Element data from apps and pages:
*****

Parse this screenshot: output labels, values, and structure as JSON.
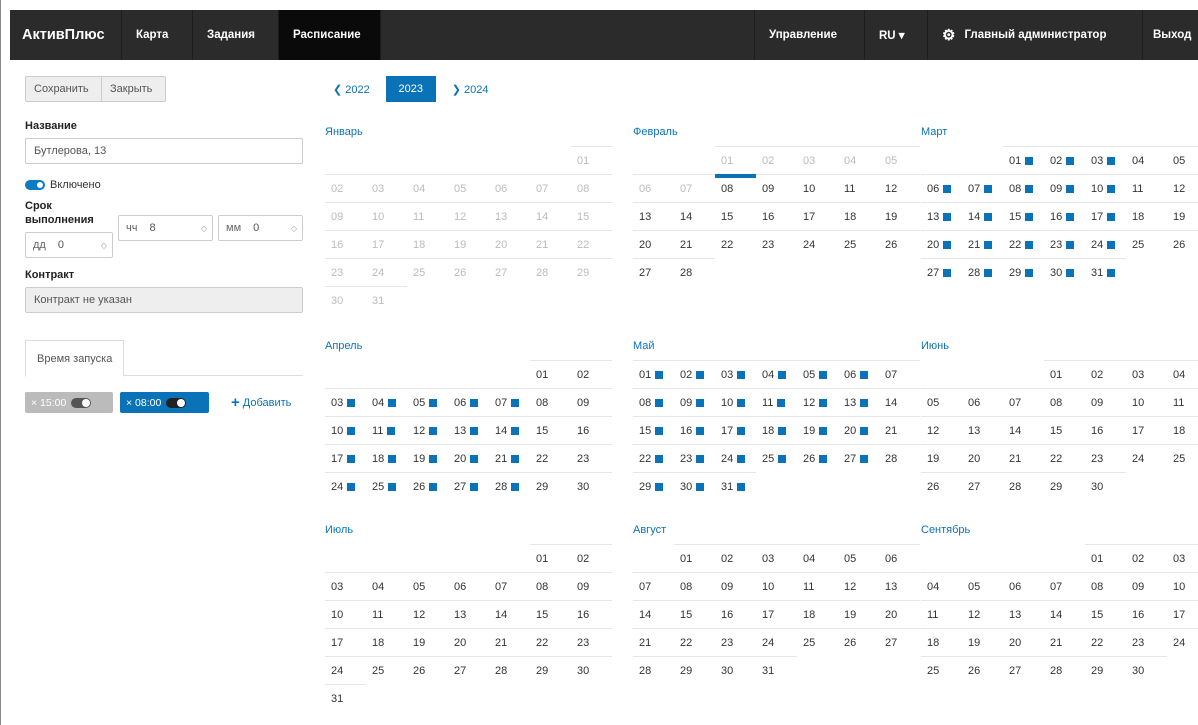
{
  "nav": {
    "brand": "АктивПлюс",
    "items": [
      "Карта",
      "Задания",
      "Расписание"
    ],
    "manage": "Управление",
    "lang": "RU ▾",
    "admin": "Главный администратор",
    "logout": "Выход",
    "gear_icon": "gear-icon"
  },
  "side": {
    "save": "Сохранить",
    "close": "Закрыть",
    "name_label": "Название",
    "name_value": "Бутлерова, 13",
    "enabled": "Включено",
    "deadline_label": "Срок выполнения",
    "dd_unit": "дд",
    "dd_value": "0",
    "hh_unit": "чч",
    "hh_value": "8",
    "mm_unit": "мм",
    "mm_value": "0",
    "contract_label": "Контракт",
    "contract_value": "Контракт не указан",
    "tab": "Время запуска",
    "times": [
      {
        "label": "× 15:00",
        "on": false
      },
      {
        "label": "× 08:00",
        "on": true
      }
    ],
    "add": "Добавить"
  },
  "years": {
    "prev": "2022",
    "current": "2023",
    "next": "2024"
  },
  "accent": "#0a73b8",
  "months": [
    {
      "name": "Январь",
      "offset": 6,
      "days": 31,
      "past_to": 31,
      "marks": []
    },
    {
      "name": "Февраль",
      "offset": 2,
      "days": 28,
      "past_to": 7,
      "today": 8,
      "marks": []
    },
    {
      "name": "Март",
      "offset": 2,
      "days": 31,
      "past_to": 0,
      "marks": [
        1,
        2,
        3,
        6,
        7,
        8,
        9,
        10,
        13,
        14,
        15,
        16,
        17,
        20,
        21,
        22,
        23,
        24,
        27,
        28,
        29,
        30,
        31
      ]
    },
    {
      "name": "Апрель",
      "offset": 5,
      "days": 30,
      "past_to": 0,
      "marks": [
        3,
        4,
        5,
        6,
        7,
        10,
        11,
        12,
        13,
        14,
        17,
        18,
        19,
        20,
        21,
        24,
        25,
        26,
        27,
        28
      ]
    },
    {
      "name": "Май",
      "offset": 0,
      "days": 31,
      "past_to": 0,
      "marks": [
        1,
        2,
        3,
        4,
        5,
        6,
        8,
        9,
        10,
        11,
        12,
        13,
        15,
        16,
        17,
        18,
        19,
        20,
        22,
        23,
        24,
        25,
        26,
        27,
        29,
        30,
        31
      ]
    },
    {
      "name": "Июнь",
      "offset": 3,
      "days": 30,
      "past_to": 0,
      "marks": []
    },
    {
      "name": "Июль",
      "offset": 5,
      "days": 31,
      "past_to": 0,
      "marks": []
    },
    {
      "name": "Август",
      "offset": 1,
      "days": 31,
      "past_to": 0,
      "marks": []
    },
    {
      "name": "Сентябрь",
      "offset": 4,
      "days": 30,
      "past_to": 0,
      "marks": []
    }
  ]
}
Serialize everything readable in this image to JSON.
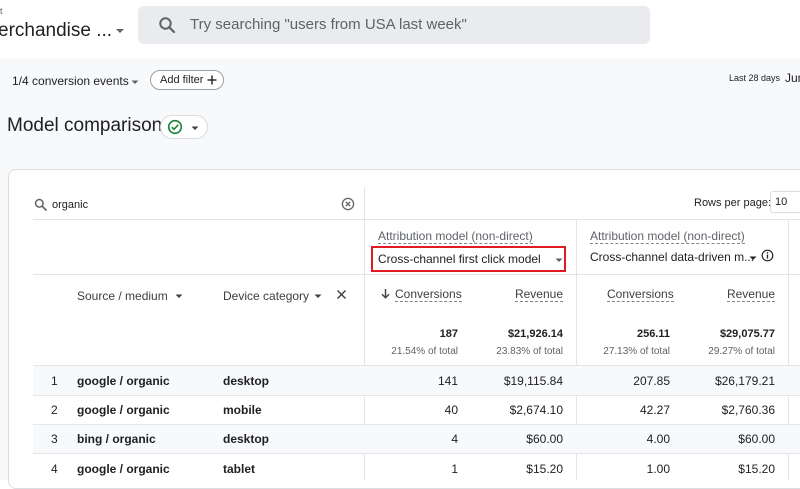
{
  "header": {
    "property_small": "t",
    "property_name": "erchandise ...",
    "search_placeholder": "Try searching \"users from USA last week\""
  },
  "filters": {
    "conversion_events": "1/4 conversion events",
    "add_filter": "Add filter",
    "date_label": "Last 28 days",
    "date_range": "Jun"
  },
  "page": {
    "title": "Model comparison"
  },
  "table": {
    "search_value": "organic",
    "rows_per_page_label": "Rows per page:",
    "rows_per_page_value": "10",
    "attribution_label": "Attribution model (non-direct)",
    "model_1": "Cross-channel first click model",
    "model_2": "Cross-channel data-driven m...",
    "headers": {
      "source_medium": "Source / medium",
      "device_category": "Device category",
      "conversions": "Conversions",
      "revenue": "Revenue"
    },
    "totals": {
      "m1_conversions": "187",
      "m1_conversions_pct": "21.54% of total",
      "m1_revenue": "$21,926.14",
      "m1_revenue_pct": "23.83% of total",
      "m2_conversions": "256.11",
      "m2_conversions_pct": "27.13% of total",
      "m2_revenue": "$29,075.77",
      "m2_revenue_pct": "29.27% of total"
    },
    "rows": [
      {
        "index": "1",
        "source": "google / organic",
        "device": "desktop",
        "c1": "141",
        "r1": "$19,115.84",
        "c2": "207.85",
        "r2": "$26,179.21"
      },
      {
        "index": "2",
        "source": "google / organic",
        "device": "mobile",
        "c1": "40",
        "r1": "$2,674.10",
        "c2": "42.27",
        "r2": "$2,760.36"
      },
      {
        "index": "3",
        "source": "bing / organic",
        "device": "desktop",
        "c1": "4",
        "r1": "$60.00",
        "c2": "4.00",
        "r2": "$60.00"
      },
      {
        "index": "4",
        "source": "google / organic",
        "device": "tablet",
        "c1": "1",
        "r1": "$15.20",
        "c2": "1.00",
        "r2": "$15.20"
      }
    ]
  },
  "colors": {
    "highlight": "#e01b24",
    "check_green": "#188038",
    "icon_gray": "#5f6368"
  }
}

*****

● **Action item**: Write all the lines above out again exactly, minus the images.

● **Solution**:
Parse this screenshot: output labels, values, and structure as JSON.
{
  "nav": {
    "brand": "АктивПлюс",
    "items": [
      "Карта",
      "Задания",
      "Расписание"
    ],
    "manage": "Управление",
    "lang": "RU ▾",
    "admin": "Главный администратор",
    "logout": "Выход",
    "gear_icon": "gear-icon"
  },
  "side": {
    "save": "Сохранить",
    "close": "Закрыть",
    "name_label": "Название",
    "name_value": "Бутлерова, 13",
    "enabled": "Включено",
    "deadline_label": "Срок выполнения",
    "dd_unit": "дд",
    "dd_value": "0",
    "hh_unit": "чч",
    "hh_value": "8",
    "mm_unit": "мм",
    "mm_value": "0",
    "contract_label": "Контракт",
    "contract_value": "Контракт не указан",
    "tab": "Время запуска",
    "times": [
      {
        "label": "× 15:00",
        "on": false
      },
      {
        "label": "× 08:00",
        "on": true
      }
    ],
    "add": "Добавить"
  },
  "years": {
    "prev": "2022",
    "current": "2023",
    "next": "2024"
  },
  "accent": "#0a73b8",
  "months": [
    {
      "name": "Январь",
      "offset": 6,
      "days": 31,
      "past_to": 31,
      "marks": []
    },
    {
      "name": "Февраль",
      "offset": 2,
      "days": 28,
      "past_to": 7,
      "today": 8,
      "marks": []
    },
    {
      "name": "Март",
      "offset": 2,
      "days": 31,
      "past_to": 0,
      "marks": [
        1,
        2,
        3,
        6,
        7,
        8,
        9,
        10,
        13,
        14,
        15,
        16,
        17,
        20,
        21,
        22,
        23,
        24,
        27,
        28,
        29,
        30,
        31
      ]
    },
    {
      "name": "Апрель",
      "offset": 5,
      "days": 30,
      "past_to": 0,
      "marks": [
        3,
        4,
        5,
        6,
        7,
        10,
        11,
        12,
        13,
        14,
        17,
        18,
        19,
        20,
        21,
        24,
        25,
        26,
        27,
        28
      ]
    },
    {
      "name": "Май",
      "offset": 0,
      "days": 31,
      "past_to": 0,
      "marks": [
        1,
        2,
        3,
        4,
        5,
        6,
        8,
        9,
        10,
        11,
        12,
        13,
        15,
        16,
        17,
        18,
        19,
        20,
        22,
        23,
        24,
        25,
        26,
        27,
        29,
        30,
        31
      ]
    },
    {
      "name": "Июнь",
      "offset": 3,
      "days": 30,
      "past_to": 0,
      "marks": []
    },
    {
      "name": "Июль",
      "offset": 5,
      "days": 31,
      "past_to": 0,
      "marks": []
    },
    {
      "name": "Август",
      "offset": 1,
      "days": 31,
      "past_to": 0,
      "marks": []
    },
    {
      "name": "Сентябрь",
      "offset": 4,
      "days": 30,
      "past_to": 0,
      "marks": []
    }
  ]
}
Serialize everything readable in this image to JSON.
{
  "header": {
    "property_small": "t",
    "property_name": "erchandise ...",
    "search_placeholder": "Try searching \"users from USA last week\""
  },
  "filters": {
    "conversion_events": "1/4 conversion events",
    "add_filter": "Add filter",
    "date_label": "Last 28 days",
    "date_range": "Jun"
  },
  "page": {
    "title": "Model comparison"
  },
  "table": {
    "search_value": "organic",
    "rows_per_page_label": "Rows per page:",
    "rows_per_page_value": "10",
    "attribution_label": "Attribution model (non-direct)",
    "model_1": "Cross-channel first click model",
    "model_2": "Cross-channel data-driven m...",
    "headers": {
      "source_medium": "Source / medium",
      "device_category": "Device category",
      "conversions": "Conversions",
      "revenue": "Revenue"
    },
    "totals": {
      "m1_conversions": "187",
      "m1_conversions_pct": "21.54% of total",
      "m1_revenue": "$21,926.14",
      "m1_revenue_pct": "23.83% of total",
      "m2_conversions": "256.11",
      "m2_conversions_pct": "27.13% of total",
      "m2_revenue": "$29,075.77",
      "m2_revenue_pct": "29.27% of total"
    },
    "rows": [
      {
        "index": "1",
        "source": "google / organic",
        "device": "desktop",
        "c1": "141",
        "r1": "$19,115.84",
        "c2": "207.85",
        "r2": "$26,179.21"
      },
      {
        "index": "2",
        "source": "google / organic",
        "device": "mobile",
        "c1": "40",
        "r1": "$2,674.10",
        "c2": "42.27",
        "r2": "$2,760.36"
      },
      {
        "index": "3",
        "source": "bing / organic",
        "device": "desktop",
        "c1": "4",
        "r1": "$60.00",
        "c2": "4.00",
        "r2": "$60.00"
      },
      {
        "index": "4",
        "source": "google / organic",
        "device": "tablet",
        "c1": "1",
        "r1": "$15.20",
        "c2": "1.00",
        "r2": "$15.20"
      }
    ]
  },
  "colors": {
    "highlight": "#e01b24",
    "check_green": "#188038",
    "icon_gray": "#5f6368"
  }
}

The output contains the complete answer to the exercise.